▶ _Task item_
Go line by line through the data below and work out how many lines contain "Email"; the answer is that number alone.

▶ _Entries shown_
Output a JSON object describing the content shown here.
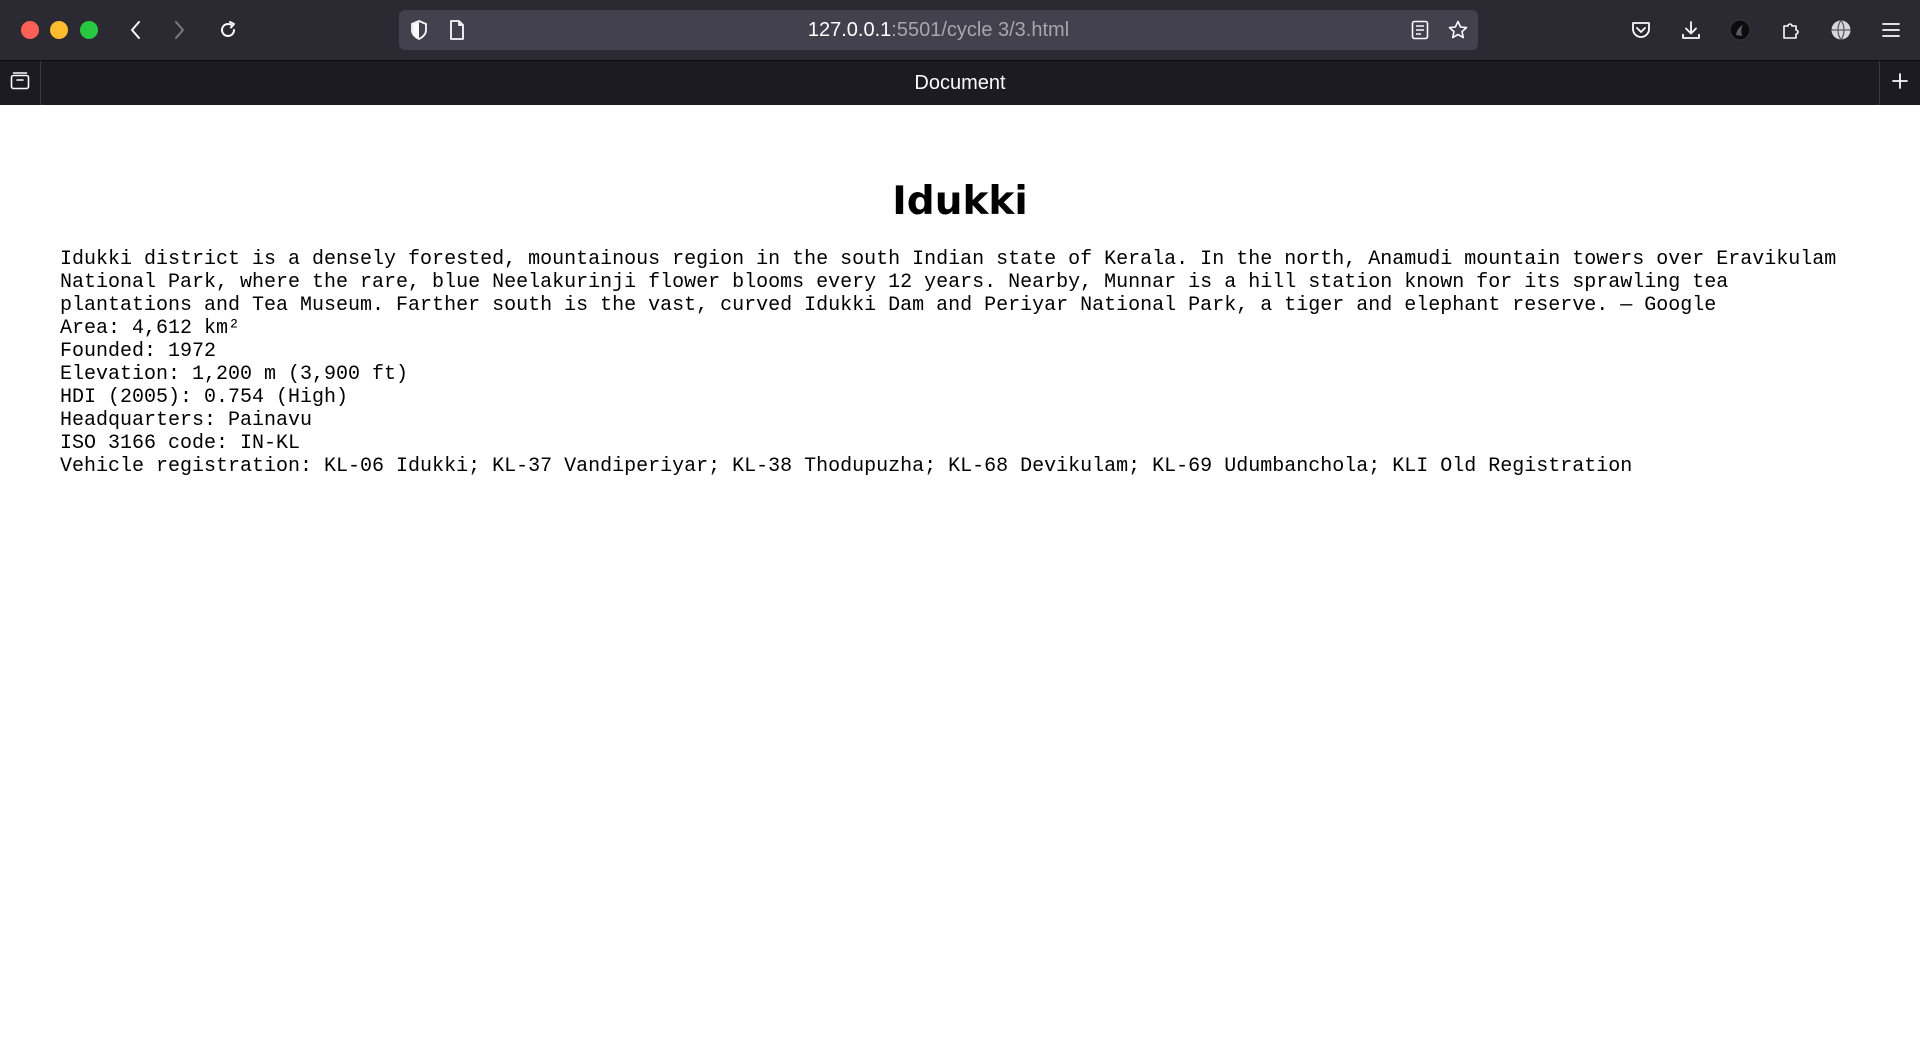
{
  "browser": {
    "url_host": "127.0.0.1",
    "url_path": ":5501/cycle 3/3.html",
    "tab_title": "Document"
  },
  "page": {
    "heading": "Idukki",
    "description": "Idukki district is a densely forested, mountainous region in the south Indian state of Kerala. In the north, Anamudi mountain towers over Eravikulam National Park, where the rare, blue Neelakurinji flower blooms every 12 years. Nearby, Munnar is a hill station known for its sprawling tea plantations and Tea Museum. Farther south is the vast, curved Idukki Dam and Periyar National Park, a tiger and elephant reserve. — Google",
    "facts": [
      "Area: 4,612 km²",
      "Founded: 1972",
      "Elevation: 1,200 m (3,900 ft)",
      "HDI (2005): 0.754 (High)",
      "Headquarters: Painavu",
      "ISO 3166 code: IN-KL",
      "Vehicle registration: KL-06 Idukki; KL-37 Vandiperiyar; KL-38 Thodupuzha; KL-68 Devikulam; KL-69 Udumbanchola; KLI Old Registration"
    ]
  },
  "colors": {
    "chrome_bg": "#2b2a33",
    "tab_strip_bg": "#1c1b22",
    "url_bar_bg": "#42414d",
    "page_bg": "#ffffff"
  }
}
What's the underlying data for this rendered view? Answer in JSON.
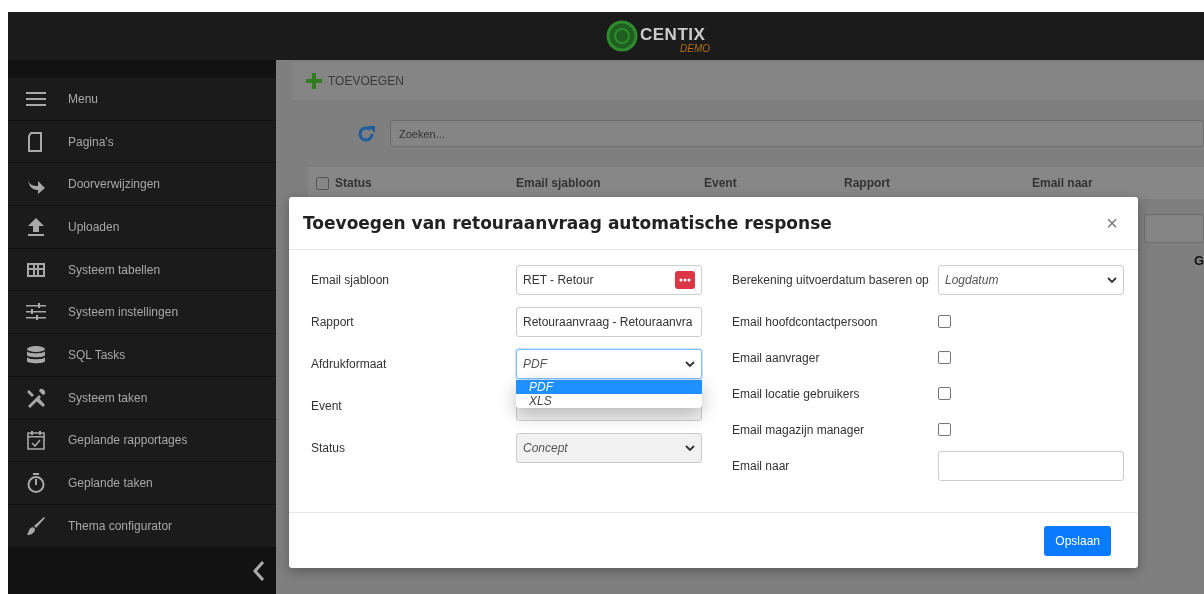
{
  "header": {
    "logo": {
      "name": "CENTIX",
      "tag": "DEMO"
    }
  },
  "sidebar": {
    "items": [
      {
        "label": "Menu"
      },
      {
        "label": "Pagina's"
      },
      {
        "label": "Doorverwijzingen"
      },
      {
        "label": "Uploaden"
      },
      {
        "label": "Systeem tabellen"
      },
      {
        "label": "Systeem instellingen"
      },
      {
        "label": "SQL Tasks"
      },
      {
        "label": "Systeem taken"
      },
      {
        "label": "Geplande rapportages"
      },
      {
        "label": "Geplande taken"
      },
      {
        "label": "Thema configurator"
      }
    ]
  },
  "toolbar": {
    "add_button": "TOEVOEGEN"
  },
  "search": {
    "placeholder": "Zoeken..."
  },
  "table": {
    "select_all_checked": false,
    "columns": [
      "Status",
      "Email sjabloon",
      "Event",
      "Rapport",
      "Email naar"
    ],
    "column_6": "G"
  },
  "dialog": {
    "title": "Toevoegen van retouraanvraag automatische response",
    "close": "×",
    "left_fields": [
      {
        "label": "Email sjabloon",
        "kind": "lookup",
        "value": "RET - Retour",
        "focused": false,
        "disabled": false
      },
      {
        "label": "Rapport",
        "kind": "text",
        "value": "Retouraanvraag - Retouraanvra",
        "focused": false,
        "disabled": false
      },
      {
        "label": "Afdrukformaat",
        "kind": "select",
        "value": "PDF",
        "focused": true,
        "disabled": false,
        "open": true,
        "options": [
          {
            "label": "PDF",
            "selected": true
          },
          {
            "label": "XLS",
            "selected": false
          }
        ]
      },
      {
        "label": "Event",
        "kind": "text",
        "focused": false,
        "disabled": true
      },
      {
        "label": "Status",
        "kind": "select",
        "value": "Concept",
        "focused": false,
        "disabled": true
      }
    ],
    "right_fields": [
      {
        "label": "Berekening uitvoerdatum baseren op",
        "kind": "select",
        "value": "Logdatum"
      },
      {
        "label": "Email hoofdcontactpersoon",
        "kind": "checkbox",
        "checked": false
      },
      {
        "label": "Email aanvrager",
        "kind": "checkbox",
        "checked": false
      },
      {
        "label": "Email locatie gebruikers",
        "kind": "checkbox",
        "checked": false
      },
      {
        "label": "Email magazijn manager",
        "kind": "checkbox",
        "checked": false
      },
      {
        "label": "Email naar",
        "kind": "text"
      }
    ],
    "save_button": "Opslaan"
  }
}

▶ _Answer space_
8